(The entire section is 8229 words.)
SOURCE: "A Materialist Look at Eros," in The New Yorker, Vol. LXVI, No. 33, October 1, 1990, pp. 107-10.
[Below, Updike describes Vargas Llosa's erotic novel, In Praise of the Stepmother, as a work that vividly and seriously treats the subject of sex and sensuality.]
Literature owes a debt to the Peruvian electorate, for recently declining to elect Mario Vargas Llosa to the thankless position of being their President. So elegant, pessimistic, and Europeanized a literary performer's candidacy for this high office, amid the perils of terrorism and the sludge of daily speechifying, seems, at our distance, even more mysterious than Norman Mailer's campaign for the...
(The entire section is 2273 words.)
SOURCE: "Transforming a Lie into Truth: A Metaphor of the Novelist's Task," in National Review, New York, Vol. XLII, October 15, 1990, pp. 68-70.
[In the following essay, which is adapted from his A Writer's Reality, Vargas Llosa explains that he intended The Real Life of Alejandro Mayta to expose the role of fictions in life.]
I am aware that a writer does not have the last word about what he has written; that in many cases a critic or reader can have a better understanding of the writer's work. This was the case with my novel The Real Life of Alejandro Mayta. My goals were not what readers imagined, although I'm not saying the readers were wrong....
(The entire section is 2370 words.)
SOURCE: "Cinematography and The War of the End of the World," in Understanding Mario Vargas Llosa, University of South Carolina Press, 1990, 247 p.
[Castro-Klarén is a Peruvian-born educator specializing in Latin American literature. In the following excerpt, she studies the plot of The War of the End of the World, comparing Vargas Llosa's narrative to Euclides da Cunha's Os sertões (1903), on which it is based.]
In many of the interviews given by Mario Vargas Llosa since the publication of his first novel, The Time of the Hero, he has freely spoken of himself as a dedicated and voracious movie fan and of the influence that cinema has had...
(The entire section is 6682 words.)
SOURCE: "Vargas Llosa's Parrot," in Hispanic Review, Vol. 59, No. 2, Spring, 1991, pp. 143-51.
[In the following essay, Standish contends that The Storyteller examines storytelling as a sacred vocation in society.]
(The entire section is 2988 words.)
Perry, Larry Stephen. "Mario Vargas Llosa: A Checklist, 1952–1984." Bulletin of Bibliography 43, No. 4 (December 1986): 235-47.
An extensive primary bibliography introduced by a brief overview of Vargas Llosa's career and literary concerns.
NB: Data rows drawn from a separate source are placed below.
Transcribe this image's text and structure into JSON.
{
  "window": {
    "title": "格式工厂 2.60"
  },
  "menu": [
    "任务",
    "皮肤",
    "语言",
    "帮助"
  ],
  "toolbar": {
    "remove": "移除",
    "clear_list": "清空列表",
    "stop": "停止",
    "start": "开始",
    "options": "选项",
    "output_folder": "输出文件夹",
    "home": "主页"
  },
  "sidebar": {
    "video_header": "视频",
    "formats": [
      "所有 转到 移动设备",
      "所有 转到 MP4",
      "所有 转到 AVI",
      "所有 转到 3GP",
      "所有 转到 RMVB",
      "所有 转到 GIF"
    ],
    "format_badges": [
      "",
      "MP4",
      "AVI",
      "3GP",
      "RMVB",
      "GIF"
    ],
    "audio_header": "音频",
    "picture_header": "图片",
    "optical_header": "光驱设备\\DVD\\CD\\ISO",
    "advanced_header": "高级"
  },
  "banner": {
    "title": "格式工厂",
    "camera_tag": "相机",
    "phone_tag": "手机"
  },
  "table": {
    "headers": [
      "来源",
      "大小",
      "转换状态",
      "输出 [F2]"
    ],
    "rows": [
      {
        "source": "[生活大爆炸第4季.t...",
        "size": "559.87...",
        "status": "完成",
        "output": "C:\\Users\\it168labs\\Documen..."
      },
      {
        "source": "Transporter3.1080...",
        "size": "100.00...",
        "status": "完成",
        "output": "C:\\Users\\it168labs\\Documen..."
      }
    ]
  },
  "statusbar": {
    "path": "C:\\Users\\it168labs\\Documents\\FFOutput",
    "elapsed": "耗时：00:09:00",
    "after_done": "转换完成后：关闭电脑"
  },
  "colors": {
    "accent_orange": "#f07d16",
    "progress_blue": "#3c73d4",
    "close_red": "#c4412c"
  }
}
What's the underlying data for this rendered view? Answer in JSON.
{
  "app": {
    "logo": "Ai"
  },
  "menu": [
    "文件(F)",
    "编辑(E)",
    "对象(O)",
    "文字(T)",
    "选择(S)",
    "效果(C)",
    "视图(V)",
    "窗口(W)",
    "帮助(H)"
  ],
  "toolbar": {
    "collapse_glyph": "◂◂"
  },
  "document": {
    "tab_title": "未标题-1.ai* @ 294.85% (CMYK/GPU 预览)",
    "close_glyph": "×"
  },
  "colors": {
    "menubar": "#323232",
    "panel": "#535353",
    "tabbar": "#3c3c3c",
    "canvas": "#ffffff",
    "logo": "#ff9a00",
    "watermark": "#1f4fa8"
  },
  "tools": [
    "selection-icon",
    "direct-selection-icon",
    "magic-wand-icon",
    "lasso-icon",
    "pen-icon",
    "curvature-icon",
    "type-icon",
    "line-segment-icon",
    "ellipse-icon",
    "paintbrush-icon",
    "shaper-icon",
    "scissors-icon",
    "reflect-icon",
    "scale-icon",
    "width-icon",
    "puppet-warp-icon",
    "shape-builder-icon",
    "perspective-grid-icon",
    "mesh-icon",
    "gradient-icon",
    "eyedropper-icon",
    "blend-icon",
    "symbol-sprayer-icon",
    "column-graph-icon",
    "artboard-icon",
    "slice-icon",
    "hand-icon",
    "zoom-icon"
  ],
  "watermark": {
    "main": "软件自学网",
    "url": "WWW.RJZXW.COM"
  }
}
Marzorati, Gerald. "Can a Novelist Save Peru?" The New York Times Magazine (5 November 1989): 45, 47, 100, 102, 104, 106.
Examines Vargas Llosa's political hopes and intentions apropos his campaign for the presidency of Peru.
(The entire section is 1178 words.)